So awhile back I posted my blog Cinde-who? about how I go about keeping my house in a more organized chaos. I’ve updated my cleaning list recently and prettied it up a bit.
I found that with my health issues, I had let my home fall to the way side. Not really the smartest way to go in order to keep my chaos manageable. My fainting spells seem to becoming less frequent and thus more manageable. Because of that, I decided it was time to whip out the old trusty cleaning list and start making my home a little more manageable as well.
Each day, I complete all the tasks on the daily cleaning list and then follow it up by completing the corresponding days tasks on the weekly cleaning list. I’ve created multiple cleaning lists over the years and with the help of one of my number one besties, I combined her list and my lists to create one master list, using her formatting.
You can snag your free copy of this cleaning list – here – so that you can tweak it to work for your home.
I know that most of the items on this list are no brainers. Wipe the counters. Sweep the floor. Take out the trash. But for me having the list to cross off seems to hold me accountable for the items I should be doing.
Another thing that I’m beginning to implement in my home is a chore/routine chart for my little ones and an earn it chore chart for my bigs. I scoured the internet for a photo chore chart that was easy to use, functional and actually looked good. What I found after a long time of searching was that I loved the one I found on the blog A Mother Far From Home. They cost a minimal amount and all I had to do was print them off. I’m sure that I could have found some on Amazon to use that were already printed, cut and laminated but why not support fellow mom bloggers instead? Am I right?
I created both a chore chart and a daily task chart for Gabe – Oliver will be using this bit by bit as he understands as well. I attached it to a magnetic board and glued magnets to the back of task cards to make it almost like a game. As the tasks get completed we match the cards to each task.
For the older kids the work for pay chore chart that I found on Living Well Spending Less seemed like the easiest route to go. I bought a decent looking cork board, some clips to attach chores and money to and hung it up. If the kids want to earn money, they choose a chore and once complete they can take the corresponding cash. Win, win.

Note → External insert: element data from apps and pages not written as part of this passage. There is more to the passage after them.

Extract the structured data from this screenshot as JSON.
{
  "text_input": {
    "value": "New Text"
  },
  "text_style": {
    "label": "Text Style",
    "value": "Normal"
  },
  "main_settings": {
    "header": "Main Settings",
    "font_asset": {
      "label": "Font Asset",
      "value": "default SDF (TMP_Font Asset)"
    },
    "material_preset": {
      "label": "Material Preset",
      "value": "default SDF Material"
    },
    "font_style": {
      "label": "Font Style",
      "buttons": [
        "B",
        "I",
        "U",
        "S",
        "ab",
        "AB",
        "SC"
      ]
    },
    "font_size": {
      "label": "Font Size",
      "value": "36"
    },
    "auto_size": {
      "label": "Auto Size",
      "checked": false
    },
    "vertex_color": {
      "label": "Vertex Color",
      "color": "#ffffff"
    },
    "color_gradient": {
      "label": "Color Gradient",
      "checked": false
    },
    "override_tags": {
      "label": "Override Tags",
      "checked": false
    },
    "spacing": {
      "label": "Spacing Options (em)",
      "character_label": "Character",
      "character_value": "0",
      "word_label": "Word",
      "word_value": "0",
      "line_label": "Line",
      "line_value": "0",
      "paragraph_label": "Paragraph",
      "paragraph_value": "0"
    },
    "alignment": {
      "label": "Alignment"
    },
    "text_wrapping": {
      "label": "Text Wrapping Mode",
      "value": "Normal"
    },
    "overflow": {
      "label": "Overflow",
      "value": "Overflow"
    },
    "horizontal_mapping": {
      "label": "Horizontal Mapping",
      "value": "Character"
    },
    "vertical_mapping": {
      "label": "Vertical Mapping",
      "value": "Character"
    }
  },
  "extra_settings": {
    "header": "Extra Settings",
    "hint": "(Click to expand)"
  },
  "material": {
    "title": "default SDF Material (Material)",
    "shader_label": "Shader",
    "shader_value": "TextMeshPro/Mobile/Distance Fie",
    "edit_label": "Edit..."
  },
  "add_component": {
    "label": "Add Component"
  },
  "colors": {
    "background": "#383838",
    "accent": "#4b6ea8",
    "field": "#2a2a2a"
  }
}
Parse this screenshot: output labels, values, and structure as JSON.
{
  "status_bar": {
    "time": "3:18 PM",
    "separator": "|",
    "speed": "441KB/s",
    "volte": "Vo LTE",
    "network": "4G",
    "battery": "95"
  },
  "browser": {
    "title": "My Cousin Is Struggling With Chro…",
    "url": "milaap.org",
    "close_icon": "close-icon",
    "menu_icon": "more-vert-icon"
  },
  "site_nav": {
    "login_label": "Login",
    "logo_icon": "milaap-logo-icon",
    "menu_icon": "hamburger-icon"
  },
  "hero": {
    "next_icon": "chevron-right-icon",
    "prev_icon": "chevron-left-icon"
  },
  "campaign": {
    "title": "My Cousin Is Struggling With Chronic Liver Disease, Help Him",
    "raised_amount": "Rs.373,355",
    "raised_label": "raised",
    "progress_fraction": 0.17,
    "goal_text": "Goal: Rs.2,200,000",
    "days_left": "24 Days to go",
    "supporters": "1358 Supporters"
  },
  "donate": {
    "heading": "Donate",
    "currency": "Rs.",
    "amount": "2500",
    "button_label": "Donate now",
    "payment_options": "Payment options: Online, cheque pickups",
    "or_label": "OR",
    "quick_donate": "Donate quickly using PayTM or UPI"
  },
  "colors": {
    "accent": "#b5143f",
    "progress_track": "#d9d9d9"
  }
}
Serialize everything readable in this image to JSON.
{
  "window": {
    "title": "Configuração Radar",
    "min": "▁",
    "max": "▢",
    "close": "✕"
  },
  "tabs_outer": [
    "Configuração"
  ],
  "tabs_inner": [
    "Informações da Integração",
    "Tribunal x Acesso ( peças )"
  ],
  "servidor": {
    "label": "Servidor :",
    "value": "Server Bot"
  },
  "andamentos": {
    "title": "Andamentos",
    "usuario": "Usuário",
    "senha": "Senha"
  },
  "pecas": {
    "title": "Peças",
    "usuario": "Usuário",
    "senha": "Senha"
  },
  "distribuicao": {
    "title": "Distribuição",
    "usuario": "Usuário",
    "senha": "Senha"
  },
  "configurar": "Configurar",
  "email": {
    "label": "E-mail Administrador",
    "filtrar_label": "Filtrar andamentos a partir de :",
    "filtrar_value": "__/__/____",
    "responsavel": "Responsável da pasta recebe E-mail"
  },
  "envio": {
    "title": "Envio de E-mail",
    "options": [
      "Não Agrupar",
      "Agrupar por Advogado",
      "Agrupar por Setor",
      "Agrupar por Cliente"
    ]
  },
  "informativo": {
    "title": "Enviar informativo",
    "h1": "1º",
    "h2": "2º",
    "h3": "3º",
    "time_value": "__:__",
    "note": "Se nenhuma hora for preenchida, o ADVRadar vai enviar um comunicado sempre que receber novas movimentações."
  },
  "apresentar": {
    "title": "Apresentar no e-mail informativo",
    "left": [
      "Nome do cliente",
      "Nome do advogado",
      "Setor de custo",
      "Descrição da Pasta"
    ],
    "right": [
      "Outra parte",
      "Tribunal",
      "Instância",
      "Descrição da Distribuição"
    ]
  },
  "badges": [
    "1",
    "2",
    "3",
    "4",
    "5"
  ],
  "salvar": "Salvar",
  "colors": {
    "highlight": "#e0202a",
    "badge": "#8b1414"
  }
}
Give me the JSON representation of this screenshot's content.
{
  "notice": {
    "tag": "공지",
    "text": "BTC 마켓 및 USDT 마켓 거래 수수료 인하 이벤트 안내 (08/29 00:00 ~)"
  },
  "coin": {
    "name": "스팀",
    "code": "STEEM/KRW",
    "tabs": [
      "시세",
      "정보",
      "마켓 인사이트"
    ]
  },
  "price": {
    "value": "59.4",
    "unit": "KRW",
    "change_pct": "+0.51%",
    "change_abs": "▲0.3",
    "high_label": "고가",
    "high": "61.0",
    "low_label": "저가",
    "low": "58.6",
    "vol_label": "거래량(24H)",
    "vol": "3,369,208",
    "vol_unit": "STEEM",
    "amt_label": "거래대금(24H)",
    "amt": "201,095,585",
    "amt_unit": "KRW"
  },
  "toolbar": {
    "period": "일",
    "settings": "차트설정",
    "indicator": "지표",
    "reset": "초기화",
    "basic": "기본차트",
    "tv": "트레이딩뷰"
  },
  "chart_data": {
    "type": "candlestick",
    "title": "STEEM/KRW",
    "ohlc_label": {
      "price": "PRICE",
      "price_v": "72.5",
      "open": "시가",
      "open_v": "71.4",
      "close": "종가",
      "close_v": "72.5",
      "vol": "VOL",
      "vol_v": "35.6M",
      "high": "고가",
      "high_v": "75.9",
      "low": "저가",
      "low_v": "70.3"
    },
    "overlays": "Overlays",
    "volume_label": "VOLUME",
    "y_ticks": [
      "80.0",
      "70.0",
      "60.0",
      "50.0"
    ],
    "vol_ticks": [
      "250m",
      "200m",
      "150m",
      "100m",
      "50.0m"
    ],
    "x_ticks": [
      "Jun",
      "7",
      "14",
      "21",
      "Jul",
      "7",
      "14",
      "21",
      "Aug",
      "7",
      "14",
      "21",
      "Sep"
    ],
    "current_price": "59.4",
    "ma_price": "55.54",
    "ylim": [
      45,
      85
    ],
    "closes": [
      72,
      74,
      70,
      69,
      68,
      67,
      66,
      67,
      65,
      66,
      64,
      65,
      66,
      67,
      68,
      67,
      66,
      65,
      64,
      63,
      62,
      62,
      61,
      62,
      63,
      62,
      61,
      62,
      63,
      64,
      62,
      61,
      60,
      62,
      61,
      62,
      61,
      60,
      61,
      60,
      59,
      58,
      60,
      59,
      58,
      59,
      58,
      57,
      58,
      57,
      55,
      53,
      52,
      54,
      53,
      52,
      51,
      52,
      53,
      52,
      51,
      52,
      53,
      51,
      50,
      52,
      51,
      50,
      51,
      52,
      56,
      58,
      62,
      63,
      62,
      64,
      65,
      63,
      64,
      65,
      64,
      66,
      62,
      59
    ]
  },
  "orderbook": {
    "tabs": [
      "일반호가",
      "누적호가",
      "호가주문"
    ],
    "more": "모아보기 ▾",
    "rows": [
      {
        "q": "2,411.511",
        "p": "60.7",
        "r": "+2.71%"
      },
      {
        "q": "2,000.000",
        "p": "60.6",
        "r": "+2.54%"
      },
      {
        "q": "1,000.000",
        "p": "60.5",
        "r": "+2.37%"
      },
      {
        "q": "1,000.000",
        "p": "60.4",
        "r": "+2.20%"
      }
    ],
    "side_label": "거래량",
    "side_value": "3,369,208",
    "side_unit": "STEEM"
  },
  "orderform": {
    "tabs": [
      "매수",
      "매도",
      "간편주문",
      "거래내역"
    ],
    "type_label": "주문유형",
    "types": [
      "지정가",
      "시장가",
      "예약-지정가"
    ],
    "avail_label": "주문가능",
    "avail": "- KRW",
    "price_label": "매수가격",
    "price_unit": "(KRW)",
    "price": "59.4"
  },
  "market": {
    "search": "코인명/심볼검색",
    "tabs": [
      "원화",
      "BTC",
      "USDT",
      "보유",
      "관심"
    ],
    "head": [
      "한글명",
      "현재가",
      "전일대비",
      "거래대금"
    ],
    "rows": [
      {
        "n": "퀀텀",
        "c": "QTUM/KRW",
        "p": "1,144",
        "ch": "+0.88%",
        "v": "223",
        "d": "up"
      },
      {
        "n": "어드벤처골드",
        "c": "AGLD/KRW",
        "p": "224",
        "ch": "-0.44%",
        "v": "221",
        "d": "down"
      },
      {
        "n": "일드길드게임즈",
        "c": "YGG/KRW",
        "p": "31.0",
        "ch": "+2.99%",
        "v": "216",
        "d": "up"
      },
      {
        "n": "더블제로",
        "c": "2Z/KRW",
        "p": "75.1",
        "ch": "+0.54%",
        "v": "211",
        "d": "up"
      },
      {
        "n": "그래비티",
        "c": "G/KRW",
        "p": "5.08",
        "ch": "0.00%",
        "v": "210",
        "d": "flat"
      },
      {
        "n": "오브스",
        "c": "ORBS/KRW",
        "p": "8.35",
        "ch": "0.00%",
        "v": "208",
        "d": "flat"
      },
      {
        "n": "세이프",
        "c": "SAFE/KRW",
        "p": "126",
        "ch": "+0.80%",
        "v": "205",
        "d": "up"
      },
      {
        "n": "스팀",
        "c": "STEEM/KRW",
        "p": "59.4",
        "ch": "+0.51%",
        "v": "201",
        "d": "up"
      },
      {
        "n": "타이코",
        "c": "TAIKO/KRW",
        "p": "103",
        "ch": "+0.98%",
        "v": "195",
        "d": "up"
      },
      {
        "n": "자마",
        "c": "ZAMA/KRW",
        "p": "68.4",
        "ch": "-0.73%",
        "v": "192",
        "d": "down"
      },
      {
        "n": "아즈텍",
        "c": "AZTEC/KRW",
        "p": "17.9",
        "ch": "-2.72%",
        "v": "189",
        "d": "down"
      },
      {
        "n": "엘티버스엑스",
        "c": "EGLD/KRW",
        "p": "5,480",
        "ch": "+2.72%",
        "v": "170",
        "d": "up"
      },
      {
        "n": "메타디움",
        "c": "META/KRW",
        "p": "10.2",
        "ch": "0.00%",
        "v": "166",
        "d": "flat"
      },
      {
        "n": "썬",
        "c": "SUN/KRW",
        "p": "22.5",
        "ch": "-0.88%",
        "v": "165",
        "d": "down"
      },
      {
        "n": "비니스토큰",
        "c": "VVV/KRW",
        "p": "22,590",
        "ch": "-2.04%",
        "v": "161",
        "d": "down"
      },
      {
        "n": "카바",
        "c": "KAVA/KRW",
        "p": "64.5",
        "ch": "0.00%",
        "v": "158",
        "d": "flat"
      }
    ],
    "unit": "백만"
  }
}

As far as chores go, I looked up numerous “age appropriate chore lists” on the internet and found a handful for both the littles and the bigs. For the littles, I pay them a dollar per year old. So Gabe earns $3/week and Oliver earns $1/week. The older boys can earn as much as they want depending on what chores they decide they want to do. Their rooms must be in order and their beds made before completing any of the “for pay” items and each item must be mom/dad approved before being paid.
For the little ones:
put dirty clothes down laundry chute
match clean socks
put toys away
For the big kids:
mow the lawn – $5
shovel the sidewalk – $4
take out trash – $1
wash laundry – $2
clean bathroom – $3
de-clutter toy room – $1
put dishes away – $2
walk the dogs – $2
vacuum/sweep a room – $1
babysit siblings – $5
So far, Gabe seems to love having some structure and asks what’s next a lot. Still waiting to see what the boys end up doing with their chart. I’ll keep you posted. How do you think this could work for you?